» **ASSIGNMENT**: Your answer must be a single number: how many lines in the records below contain the word "text".

-- RECORDS SHOWN follows --

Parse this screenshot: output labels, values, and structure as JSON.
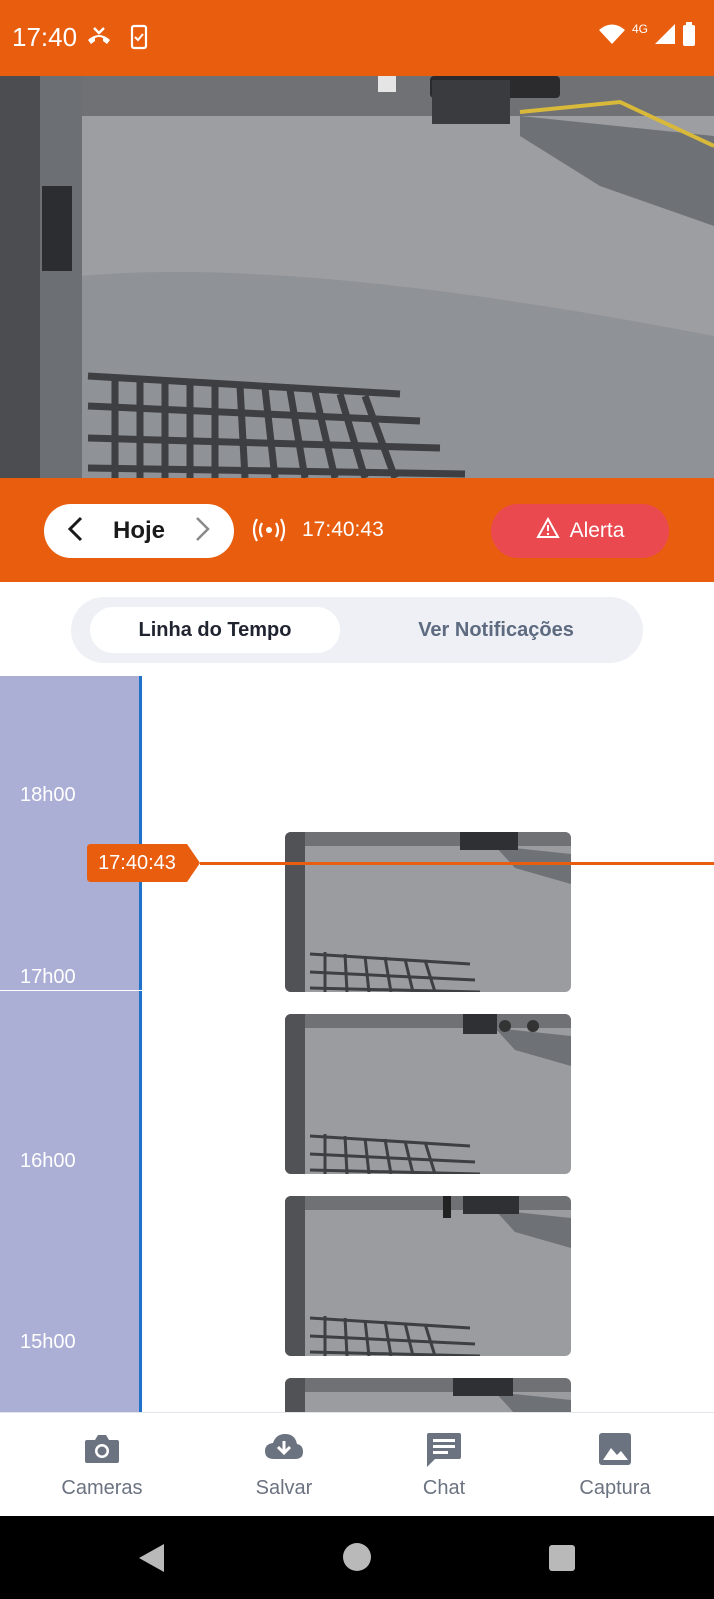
{
  "status_bar": {
    "time": "17:40",
    "network": "4G",
    "icons": [
      "missed-call-icon",
      "phone-screen-icon",
      "wifi-icon",
      "signal-icon",
      "battery-icon"
    ]
  },
  "camera": {
    "feed_description_icon": "camera-feed"
  },
  "controls": {
    "day_label": "Hoje",
    "live_time": "17:40:43",
    "alert_label": "Alerta"
  },
  "tabs": {
    "timeline": "Linha do Tempo",
    "notifications": "Ver Notificações"
  },
  "timeline": {
    "hours": [
      "18h00",
      "17h00",
      "16h00",
      "15h00"
    ],
    "current_time": "17:40:43"
  },
  "bottom_nav": {
    "items": [
      {
        "label": "Cameras",
        "icon": "camera-icon"
      },
      {
        "label": "Salvar",
        "icon": "cloud-download-icon"
      },
      {
        "label": "Chat",
        "icon": "chat-icon"
      },
      {
        "label": "Captura",
        "icon": "image-icon"
      }
    ]
  },
  "colors": {
    "accent": "#e85d0e",
    "alert": "#ea4a4f",
    "timeline_bar": "#abaed5",
    "timeline_border": "#1e73c8"
  }
}
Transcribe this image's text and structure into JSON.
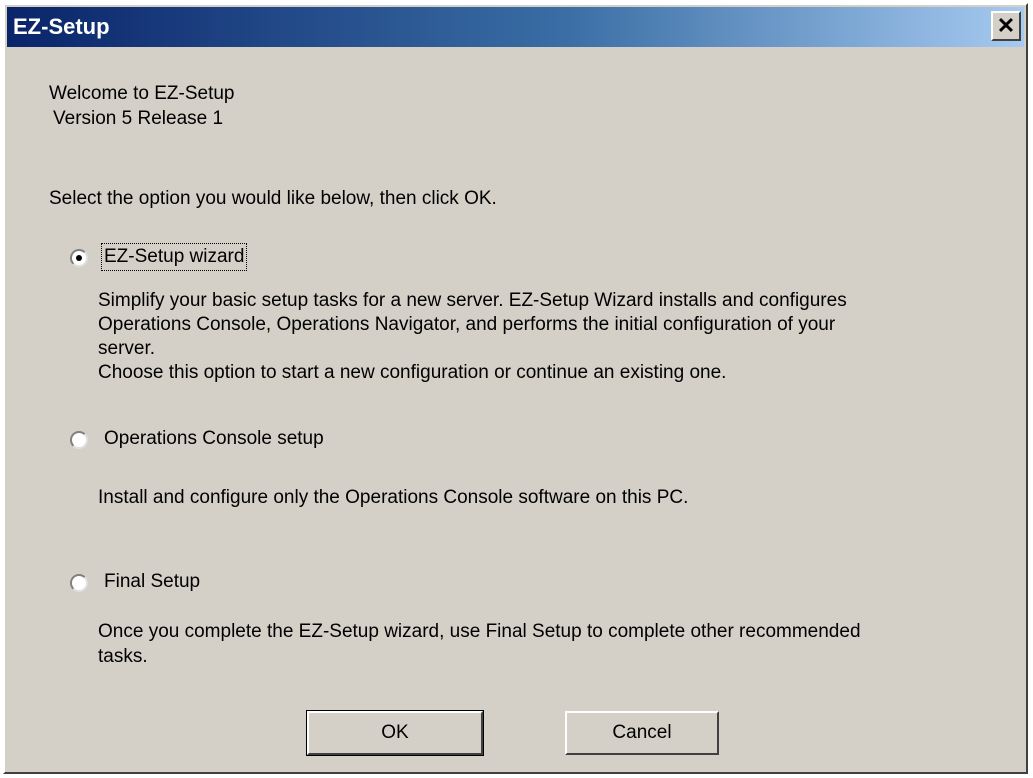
{
  "window": {
    "title": "EZ-Setup",
    "close_glyph": "✕"
  },
  "intro": {
    "welcome": "Welcome to EZ-Setup",
    "version": "Version 5 Release 1",
    "instruction": "Select the option you would like below, then click OK."
  },
  "options": [
    {
      "label": "EZ-Setup wizard",
      "selected": true,
      "description": [
        "Simplify your basic setup tasks for a new server. EZ-Setup Wizard installs and configures",
        "Operations Console, Operations Navigator, and performs the initial configuration of your",
        "server.",
        "Choose this option to start a new configuration or continue an existing one."
      ]
    },
    {
      "label": "Operations Console setup",
      "selected": false,
      "description": [
        "Install and configure only the Operations Console software on this PC."
      ]
    },
    {
      "label": "Final Setup",
      "selected": false,
      "description": [
        "Once you complete the EZ-Setup wizard, use Final Setup to complete other recommended",
        "tasks."
      ]
    }
  ],
  "buttons": {
    "ok": "OK",
    "cancel": "Cancel"
  }
}
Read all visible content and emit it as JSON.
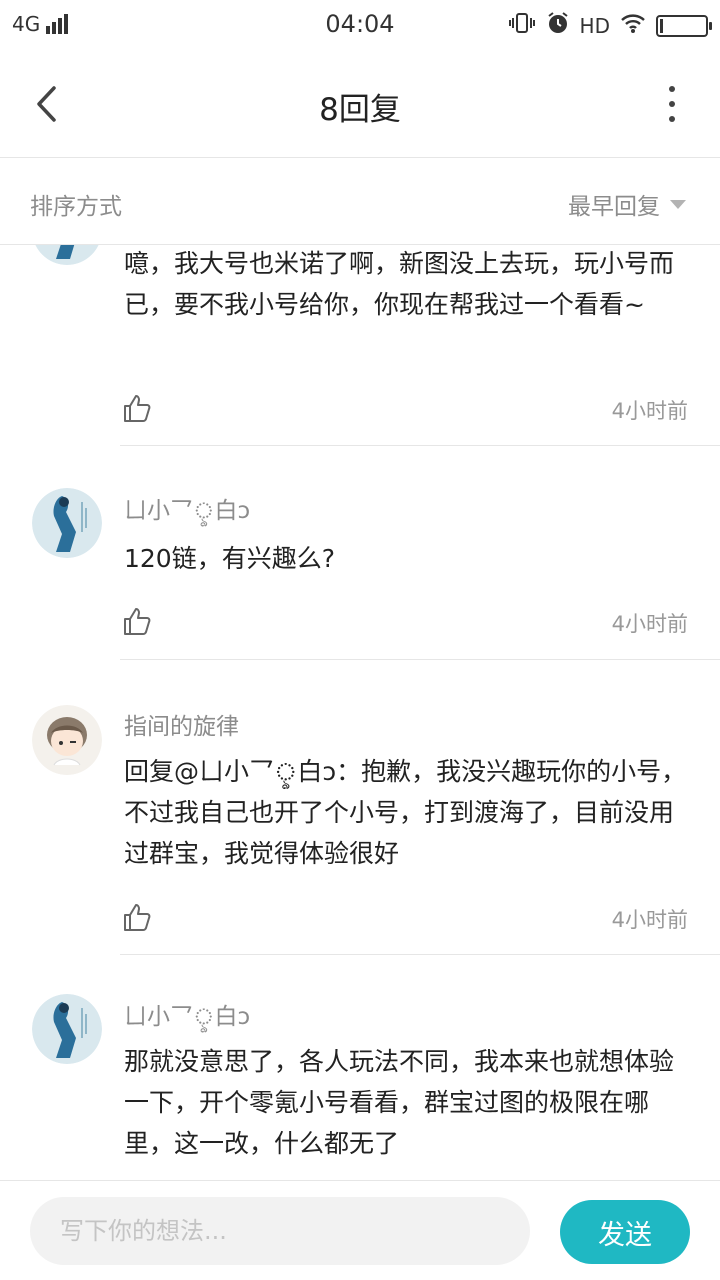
{
  "status_bar": {
    "network": "4G",
    "time": "04:04",
    "hd": "HD"
  },
  "nav": {
    "title": "8回复"
  },
  "sort": {
    "label": "排序方式",
    "selected": "最早回复"
  },
  "replies": [
    {
      "name": "",
      "text": "噫，我大号也米诺了啊，新图没上去玩，玩小号而已，要不我小号给你，你现在帮我过一个看看~",
      "time": "4小时前"
    },
    {
      "name": "ㄩ小⺂ৢ白ↄ",
      "text": "120链，有兴趣么?",
      "time": "4小时前"
    },
    {
      "name": "指间的旋律",
      "text": "回复@ㄩ小⺂ৢ白ↄ：抱歉，我没兴趣玩你的小号，不过我自己也开了个小号，打到渡海了，目前没用过群宝，我觉得体验很好",
      "time": "4小时前"
    },
    {
      "name": "ㄩ小⺂ৢ白ↄ",
      "text": "那就没意思了，各人玩法不同，我本来也就想体验一下，开个零氪小号看看，群宝过图的极限在哪里，这一改，什么都无了",
      "time": ""
    }
  ],
  "composer": {
    "placeholder": "写下你的想法...",
    "send_label": "发送"
  }
}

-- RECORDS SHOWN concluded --

» **SOLUTION TO THIS TASK**: 5